October 7, 2015
Biotech cotton has provided a major economic boost to small-scale farmers in Burkina Faso, India and China.
Burkina Faso is West Africa’s leading cotton producer and exporter with 2.2 million people relying on the cotton industry to make a living. Farmers quickly adopted the new biotech variety, which is engineered with a gene from Bacillus thuringiensis to allow the cotton to resist insect damage, in 2008. In 2014 alone the biotech cotton industry generated an estimated US$100 million in additional economic benefits.
Burkina Faso is not the only country seeing huge commercial gains from biotech crops. When India commercially approved biotech cotton in 2002, it was a turning point for its struggling cotton sector. India surpassed the U.S. in 2006 as the second-largest cotton producing country in the world. And in 2014, India produced one quarter of all the world’s cotton.

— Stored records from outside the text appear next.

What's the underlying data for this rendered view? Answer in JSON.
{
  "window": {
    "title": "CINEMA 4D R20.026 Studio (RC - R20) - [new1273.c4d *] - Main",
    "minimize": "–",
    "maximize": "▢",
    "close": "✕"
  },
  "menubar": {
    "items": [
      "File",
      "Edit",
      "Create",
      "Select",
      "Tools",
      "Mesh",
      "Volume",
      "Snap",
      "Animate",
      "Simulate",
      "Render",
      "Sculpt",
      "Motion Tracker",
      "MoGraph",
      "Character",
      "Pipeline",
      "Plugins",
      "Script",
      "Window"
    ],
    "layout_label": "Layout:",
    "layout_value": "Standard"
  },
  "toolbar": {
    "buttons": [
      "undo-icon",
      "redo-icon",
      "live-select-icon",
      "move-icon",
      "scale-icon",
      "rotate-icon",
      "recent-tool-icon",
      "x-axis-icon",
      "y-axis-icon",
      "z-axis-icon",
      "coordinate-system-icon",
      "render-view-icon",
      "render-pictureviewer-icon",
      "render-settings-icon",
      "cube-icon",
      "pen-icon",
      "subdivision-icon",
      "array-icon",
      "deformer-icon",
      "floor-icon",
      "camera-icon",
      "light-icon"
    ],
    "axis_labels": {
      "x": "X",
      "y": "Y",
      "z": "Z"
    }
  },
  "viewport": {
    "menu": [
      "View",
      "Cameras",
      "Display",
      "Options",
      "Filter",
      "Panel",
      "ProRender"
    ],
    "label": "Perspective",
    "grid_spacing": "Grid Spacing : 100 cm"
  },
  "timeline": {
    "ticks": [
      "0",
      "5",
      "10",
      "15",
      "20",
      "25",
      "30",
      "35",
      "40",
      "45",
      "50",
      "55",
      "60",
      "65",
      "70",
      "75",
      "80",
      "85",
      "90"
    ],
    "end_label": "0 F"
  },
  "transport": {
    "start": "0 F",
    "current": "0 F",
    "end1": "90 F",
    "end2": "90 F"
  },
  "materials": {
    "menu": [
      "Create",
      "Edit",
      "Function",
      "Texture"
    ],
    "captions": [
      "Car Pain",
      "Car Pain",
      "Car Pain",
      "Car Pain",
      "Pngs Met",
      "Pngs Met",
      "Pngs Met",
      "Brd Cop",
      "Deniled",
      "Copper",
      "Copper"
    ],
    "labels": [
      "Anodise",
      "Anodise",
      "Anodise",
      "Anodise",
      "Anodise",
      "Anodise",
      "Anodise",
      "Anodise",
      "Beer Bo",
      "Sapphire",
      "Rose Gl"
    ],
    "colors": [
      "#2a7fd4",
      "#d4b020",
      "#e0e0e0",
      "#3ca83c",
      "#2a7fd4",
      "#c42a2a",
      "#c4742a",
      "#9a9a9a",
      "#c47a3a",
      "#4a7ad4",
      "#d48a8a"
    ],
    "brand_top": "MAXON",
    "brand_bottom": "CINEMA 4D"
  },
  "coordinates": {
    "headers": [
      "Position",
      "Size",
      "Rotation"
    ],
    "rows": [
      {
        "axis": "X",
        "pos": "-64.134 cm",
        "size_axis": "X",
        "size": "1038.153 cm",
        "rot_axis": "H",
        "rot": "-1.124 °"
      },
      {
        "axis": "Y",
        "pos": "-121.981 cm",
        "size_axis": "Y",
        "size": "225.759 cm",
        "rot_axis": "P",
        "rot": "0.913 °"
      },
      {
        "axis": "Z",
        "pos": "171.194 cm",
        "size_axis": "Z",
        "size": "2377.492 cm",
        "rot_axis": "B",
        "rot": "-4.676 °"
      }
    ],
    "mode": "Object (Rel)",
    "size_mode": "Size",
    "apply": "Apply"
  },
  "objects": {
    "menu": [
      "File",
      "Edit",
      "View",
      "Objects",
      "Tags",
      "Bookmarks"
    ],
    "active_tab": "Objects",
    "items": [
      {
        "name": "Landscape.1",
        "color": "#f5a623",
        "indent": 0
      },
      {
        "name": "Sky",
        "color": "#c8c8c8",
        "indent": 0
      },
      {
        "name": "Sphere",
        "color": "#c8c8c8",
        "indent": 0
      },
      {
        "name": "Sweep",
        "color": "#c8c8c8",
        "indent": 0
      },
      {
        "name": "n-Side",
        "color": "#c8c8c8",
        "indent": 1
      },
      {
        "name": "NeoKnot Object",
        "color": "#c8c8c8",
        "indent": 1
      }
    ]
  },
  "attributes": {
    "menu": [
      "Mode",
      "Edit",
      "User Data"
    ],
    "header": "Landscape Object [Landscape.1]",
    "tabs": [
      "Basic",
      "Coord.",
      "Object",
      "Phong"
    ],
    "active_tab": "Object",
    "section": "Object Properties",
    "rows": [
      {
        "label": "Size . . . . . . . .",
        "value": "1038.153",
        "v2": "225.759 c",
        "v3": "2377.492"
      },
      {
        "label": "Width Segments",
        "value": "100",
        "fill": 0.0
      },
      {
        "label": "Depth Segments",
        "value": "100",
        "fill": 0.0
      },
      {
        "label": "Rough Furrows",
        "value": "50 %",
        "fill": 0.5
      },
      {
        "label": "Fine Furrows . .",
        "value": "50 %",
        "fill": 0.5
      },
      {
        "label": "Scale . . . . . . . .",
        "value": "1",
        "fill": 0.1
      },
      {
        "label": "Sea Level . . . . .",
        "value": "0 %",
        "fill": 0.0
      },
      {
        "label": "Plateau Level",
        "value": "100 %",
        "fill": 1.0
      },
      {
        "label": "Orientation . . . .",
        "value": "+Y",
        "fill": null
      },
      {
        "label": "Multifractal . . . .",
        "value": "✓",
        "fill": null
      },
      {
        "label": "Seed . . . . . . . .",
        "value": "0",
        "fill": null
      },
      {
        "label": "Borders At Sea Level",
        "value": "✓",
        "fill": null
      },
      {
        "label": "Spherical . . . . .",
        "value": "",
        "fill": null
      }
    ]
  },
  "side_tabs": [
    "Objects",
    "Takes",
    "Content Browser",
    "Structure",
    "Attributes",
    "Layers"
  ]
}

Developing agricultural markets can also have important knock-on effects further up the supply chain. For example, the stronger cotton industry in Burkina Faso provided more employment opportunities for agricultural laborers, which in turn created more demand for food and non-food items, which consequently increased household incomes in other economic sectors locally. It’s estimated that for each dollar the cotton industry injected into the economy in direct benefits, it produced US$0.80 cents in indirect benefits.
The reduced production costs associated with biotech crops are another major benefit for foreign markets. With Bt cotton, farmers in China increased their income by approximately US$1 billion due, on average, to a 10 per cent increase in yield and a 60 per cent reduction in insecticide applications. Between 1997 and 2012, Bt cotton accounted for US$15.3 billion in economic gains at the farmer level, and US$2.2 billion for 2012 alone.